Daniel Webster’s quote on the Monument near the Veteran’s Memorial Bridge.
In March of next year, Dayton will commemorate the 100th anniversary of the Great Flood of 1913. Anyone who knows the history of Dayton knows what a lasting impression that event had on this city and the entire region. The aftermath of the Great Flood stands as a testament to the character of the people of Dayton, their capacity to rise to the occasion, to confront adversity head-on, and to rebuild their city in the face of incredible odds.
One hundred years later, the character of this city is summoned once again to respond not to a natural disaster, but to a long period of economic decline. Dayton finds itself at a crossroads; we can continue to manage our decline or we can rise to the occasion. We can stand by and let events unfold or we can redefine ourselves and make our own future.

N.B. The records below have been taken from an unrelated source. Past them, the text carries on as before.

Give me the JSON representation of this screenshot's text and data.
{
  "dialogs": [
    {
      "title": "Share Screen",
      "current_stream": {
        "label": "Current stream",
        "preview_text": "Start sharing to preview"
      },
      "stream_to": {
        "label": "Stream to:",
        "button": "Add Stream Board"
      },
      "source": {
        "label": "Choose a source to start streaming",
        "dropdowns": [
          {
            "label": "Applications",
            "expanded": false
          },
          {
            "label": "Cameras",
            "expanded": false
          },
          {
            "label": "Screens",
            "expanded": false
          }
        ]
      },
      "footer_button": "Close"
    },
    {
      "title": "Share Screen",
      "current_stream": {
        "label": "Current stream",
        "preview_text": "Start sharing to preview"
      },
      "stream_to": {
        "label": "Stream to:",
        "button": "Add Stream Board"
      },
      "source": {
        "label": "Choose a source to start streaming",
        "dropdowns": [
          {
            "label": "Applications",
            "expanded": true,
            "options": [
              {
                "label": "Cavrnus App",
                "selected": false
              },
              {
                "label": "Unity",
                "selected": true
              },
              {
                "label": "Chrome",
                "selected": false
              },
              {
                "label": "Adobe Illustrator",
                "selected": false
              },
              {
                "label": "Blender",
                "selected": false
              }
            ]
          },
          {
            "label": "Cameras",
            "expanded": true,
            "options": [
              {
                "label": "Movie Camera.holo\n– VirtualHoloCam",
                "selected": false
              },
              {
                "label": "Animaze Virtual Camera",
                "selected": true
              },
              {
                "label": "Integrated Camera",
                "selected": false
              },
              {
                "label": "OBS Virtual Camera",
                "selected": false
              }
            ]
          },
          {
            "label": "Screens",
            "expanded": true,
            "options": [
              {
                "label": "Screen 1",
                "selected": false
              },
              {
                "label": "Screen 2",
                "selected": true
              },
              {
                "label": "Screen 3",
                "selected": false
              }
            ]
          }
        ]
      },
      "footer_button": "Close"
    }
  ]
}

I have spent the past nine months talking and listening to people in Dayton about the future of this city. I have met with people from all walks of life; community and business leaders, small business owners and labor leaders, neighborhood activists and clergy.
As we discussed the future of Dayton, the conversation always came back to the importance of leadership and the role the mayor of Dayton should play.

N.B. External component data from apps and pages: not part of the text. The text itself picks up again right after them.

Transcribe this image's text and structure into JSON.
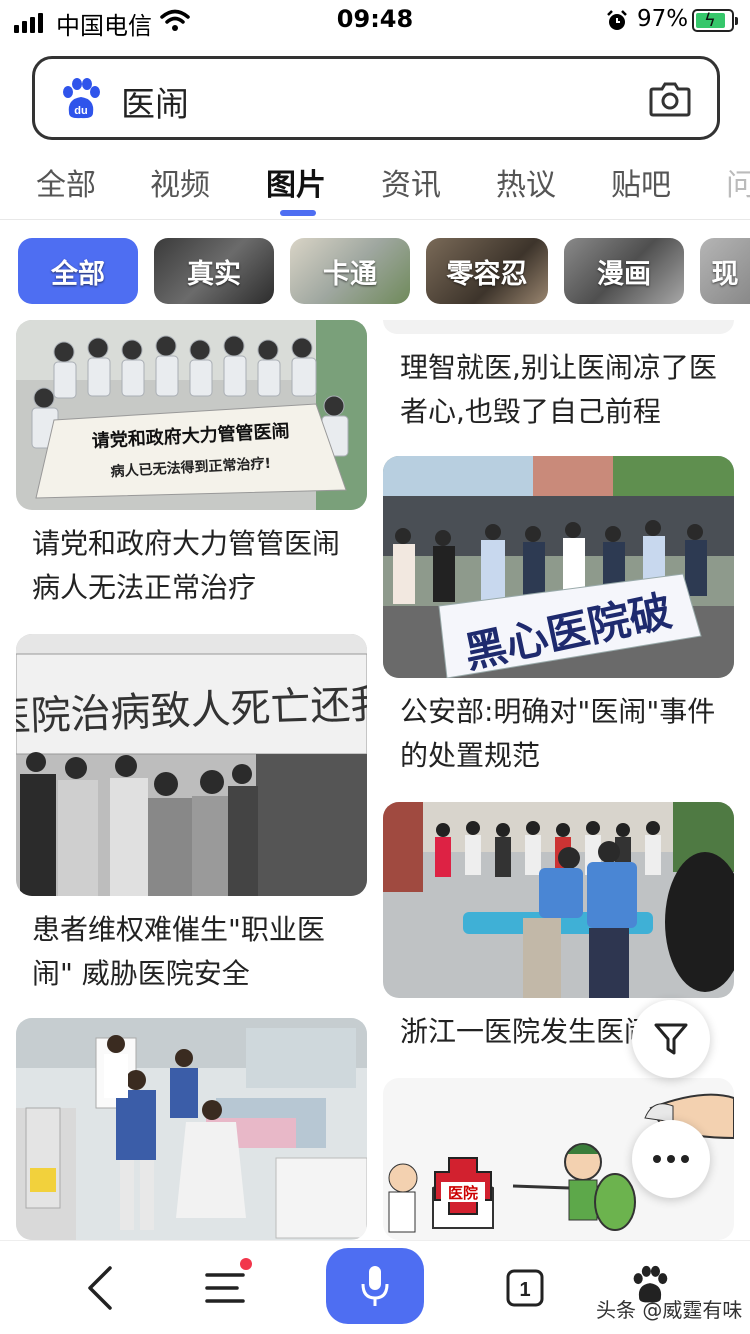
{
  "status": {
    "carrier": "中国电信",
    "time": "09:48",
    "battery_pct": "97%",
    "battery_level": 0.97
  },
  "search": {
    "logo_icon": "baidu-paw-icon",
    "query": "医闹",
    "camera_icon": "camera-icon"
  },
  "tabs": [
    {
      "label": "全部"
    },
    {
      "label": "视频"
    },
    {
      "label": "图片",
      "active": true
    },
    {
      "label": "资讯"
    },
    {
      "label": "热议"
    },
    {
      "label": "贴吧"
    },
    {
      "label": "问"
    }
  ],
  "chips": [
    {
      "label": "全部",
      "active": true
    },
    {
      "label": "真实"
    },
    {
      "label": "卡通"
    },
    {
      "label": "零容忍"
    },
    {
      "label": "漫画"
    },
    {
      "label": "现"
    }
  ],
  "left_column": [
    {
      "title": "请党和政府大力管管医闹病人无法正常治疗",
      "banner": "请党和政府大力管管医闹",
      "banner_sub": "病人已无法得到正常治疗!"
    },
    {
      "title": "患者维权难催生\"职业医闹\" 威胁医院安全",
      "banner": "医院治病致人死亡还我"
    },
    {
      "title": ""
    }
  ],
  "right_column": [
    {
      "title": "理智就医,别让医闹凉了医者心,也毁了自己前程"
    },
    {
      "title": "公安部:明确对\"医闹\"事件的处置规范",
      "banner": "黑心医院破"
    },
    {
      "title": "浙江一医院发生医闹事件"
    },
    {
      "title": "",
      "sign": "医院"
    }
  ],
  "floating": {
    "filter_icon": "filter-icon",
    "more_icon": "more-dots-icon"
  },
  "bottom_bar": {
    "back_icon": "back-chevron-icon",
    "menu_icon": "menu-icon",
    "mic_icon": "microphone-icon",
    "tab_count": "1",
    "home_icon": "baidu-paw-icon",
    "watermark": "头条 @威霆有味"
  },
  "colors": {
    "accent": "#4e6ef2",
    "notification_dot": "#f2364b",
    "battery_green": "#36c76b"
  }
}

One of the people I spoke with was former Dayton City Commissioner Mark Henry, who told me “the Mayor of Dayton should matter.” That statement seems pretty simple, but it is really quite meaningful.
The Mayor of Dayton SHOULD matter. The Mayor of Dayton DOES matter.
It matters to families who want safe, clean, stable neighborhoods with affordable housing where they can count on quality city services.
It matters to business owners and those in the workforce who want a growing, thriving community that supports and creates opportunities to succeed through hard work.
It matters to the residents of this entire region that benefit from a robust urban core and leadership that focuses on our strengths as a region.
It matters to my family, friends and colleagues who have always been so supportive of me and have urged me to play a greater role in this city’s future.
And, it matters to me, who came to this city to attend the University of Dayton and chose to stay here and make Dayton my home. I met my husband here, bought my first house here, and launched my career here. As a young, professional woman, it matters to me that Dayton be a healthy, vibrant community that provides opportunities for everyone in all parts of the city.
Because it matters and because I believe in what Dayton can be, I am excited to announce my candidacy for Mayor of the City of Dayton in 2013.
This town has taught me so much since I first stepped foot on the UD campus in the fall of 1994. I have learned a lot during my time in public service, and I have learned a lot while serving two terms on the Dayton City Commission. I know this city has a rich history. I am running for mayor because I believe Dayton deserves an even richer future.
Eleanor Roosevelt once said, “In the long run, we shape our lives and we shape ourselves. The process never ends.” This campaign for mayor will be about the shaping of a new era for Dayton, the turning of a new page.
We can choose to embrace the challenges before us and to work tirelessly to build a better city.
We can choose to invest in our neighborhoods to create strong urban spaces to live, work, and raise a family.
We can choose to invest in our workforce and to take advantage of our schools and universities to create a culture of learning.
We can choose to leverage our natural assets and resources and invest in technology and innovation to take control of our destiny.
We can choose to do all these things – we MUST choose to do all these things to ensure a better future for Dayton.
To all those who believe in this great city as I do, who believe that Dayton’s best days lie ahead, I call on you to join me in this endeavor; I call on every corner of this city to become part of this effort.
In 1825, American statesman Daniel Webster delivered an address at the laying of the cornerstone of the Bunker Hill Monument in Charlestown, Massachusetts. A quote from Webster’s speech is engraved in marble directly behind the Speaker’s chair in the U.S. House of Representatives, and this same quote is carved in a monument by the Veteran’s Memorial Bridge in Dayton, standing on the banks of the Great Miami River overlooking downtown. One hundred years after the Great Flood, these words echo over Dayton as a call to action.
“Let us develop the resources of our land, call forth its powers, build up its institutions, promote all its great interests and see whether we also, in our day and generation, may not perform something worthy to be remembered.”